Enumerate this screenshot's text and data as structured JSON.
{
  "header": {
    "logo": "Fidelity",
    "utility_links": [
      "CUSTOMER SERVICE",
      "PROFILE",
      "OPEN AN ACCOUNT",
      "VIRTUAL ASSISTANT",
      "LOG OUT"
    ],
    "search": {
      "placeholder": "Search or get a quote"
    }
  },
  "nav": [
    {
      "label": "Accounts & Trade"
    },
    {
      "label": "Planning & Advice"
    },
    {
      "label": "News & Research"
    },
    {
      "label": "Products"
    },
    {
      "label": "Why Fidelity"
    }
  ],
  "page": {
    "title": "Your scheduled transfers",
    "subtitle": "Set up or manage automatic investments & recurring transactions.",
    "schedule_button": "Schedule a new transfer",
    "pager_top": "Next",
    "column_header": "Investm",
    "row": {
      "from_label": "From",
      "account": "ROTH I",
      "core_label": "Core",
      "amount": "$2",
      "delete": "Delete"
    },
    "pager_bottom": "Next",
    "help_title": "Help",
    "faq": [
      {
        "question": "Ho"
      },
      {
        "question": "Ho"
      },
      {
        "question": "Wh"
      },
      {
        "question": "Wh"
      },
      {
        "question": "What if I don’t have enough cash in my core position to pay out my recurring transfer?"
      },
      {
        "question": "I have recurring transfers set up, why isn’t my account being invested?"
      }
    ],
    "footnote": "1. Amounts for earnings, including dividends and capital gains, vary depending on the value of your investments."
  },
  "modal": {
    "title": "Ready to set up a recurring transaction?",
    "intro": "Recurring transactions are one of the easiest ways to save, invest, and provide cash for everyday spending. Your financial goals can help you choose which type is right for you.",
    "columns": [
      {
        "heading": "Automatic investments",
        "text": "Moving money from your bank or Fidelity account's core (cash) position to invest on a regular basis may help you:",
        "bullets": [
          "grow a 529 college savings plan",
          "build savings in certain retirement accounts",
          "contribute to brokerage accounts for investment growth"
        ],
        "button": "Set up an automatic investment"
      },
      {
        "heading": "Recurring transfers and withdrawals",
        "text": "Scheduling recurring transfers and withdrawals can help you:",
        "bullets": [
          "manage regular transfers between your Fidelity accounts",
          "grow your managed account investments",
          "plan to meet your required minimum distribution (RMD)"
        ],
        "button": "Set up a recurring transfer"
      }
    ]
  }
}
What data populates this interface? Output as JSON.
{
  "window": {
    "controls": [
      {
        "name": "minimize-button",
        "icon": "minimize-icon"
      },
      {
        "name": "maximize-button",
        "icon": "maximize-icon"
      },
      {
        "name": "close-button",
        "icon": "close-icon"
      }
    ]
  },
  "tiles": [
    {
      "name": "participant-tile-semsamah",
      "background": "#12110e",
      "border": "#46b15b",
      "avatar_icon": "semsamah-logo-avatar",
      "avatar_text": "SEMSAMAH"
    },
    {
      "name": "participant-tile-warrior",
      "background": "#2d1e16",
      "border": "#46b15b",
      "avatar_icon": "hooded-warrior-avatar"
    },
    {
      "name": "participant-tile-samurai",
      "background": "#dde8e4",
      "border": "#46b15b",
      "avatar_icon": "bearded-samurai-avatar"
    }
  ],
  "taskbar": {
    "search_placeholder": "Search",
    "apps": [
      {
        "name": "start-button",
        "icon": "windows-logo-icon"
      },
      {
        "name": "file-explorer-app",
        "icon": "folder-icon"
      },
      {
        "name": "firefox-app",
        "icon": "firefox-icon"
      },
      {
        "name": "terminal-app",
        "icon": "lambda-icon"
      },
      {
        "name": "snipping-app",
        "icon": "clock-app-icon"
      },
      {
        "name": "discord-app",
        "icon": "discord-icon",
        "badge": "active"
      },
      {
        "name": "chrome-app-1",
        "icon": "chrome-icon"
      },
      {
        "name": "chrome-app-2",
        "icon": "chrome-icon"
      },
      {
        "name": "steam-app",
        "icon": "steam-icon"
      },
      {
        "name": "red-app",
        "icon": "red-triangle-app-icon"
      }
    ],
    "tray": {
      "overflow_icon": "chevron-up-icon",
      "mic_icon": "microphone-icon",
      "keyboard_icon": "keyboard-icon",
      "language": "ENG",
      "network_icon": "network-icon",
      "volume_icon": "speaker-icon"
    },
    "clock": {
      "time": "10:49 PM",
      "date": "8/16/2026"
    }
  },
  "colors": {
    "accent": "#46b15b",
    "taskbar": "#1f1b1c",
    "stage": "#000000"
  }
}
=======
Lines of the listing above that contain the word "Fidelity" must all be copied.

    "logo": "Fidelity",
      "label": "Why Fidelity"
        "text": "Moving money from your bank or Fidelity account's core (cash) position to invest on a regular basis may help you:",
          "manage regular transfers between your Fidelity accounts",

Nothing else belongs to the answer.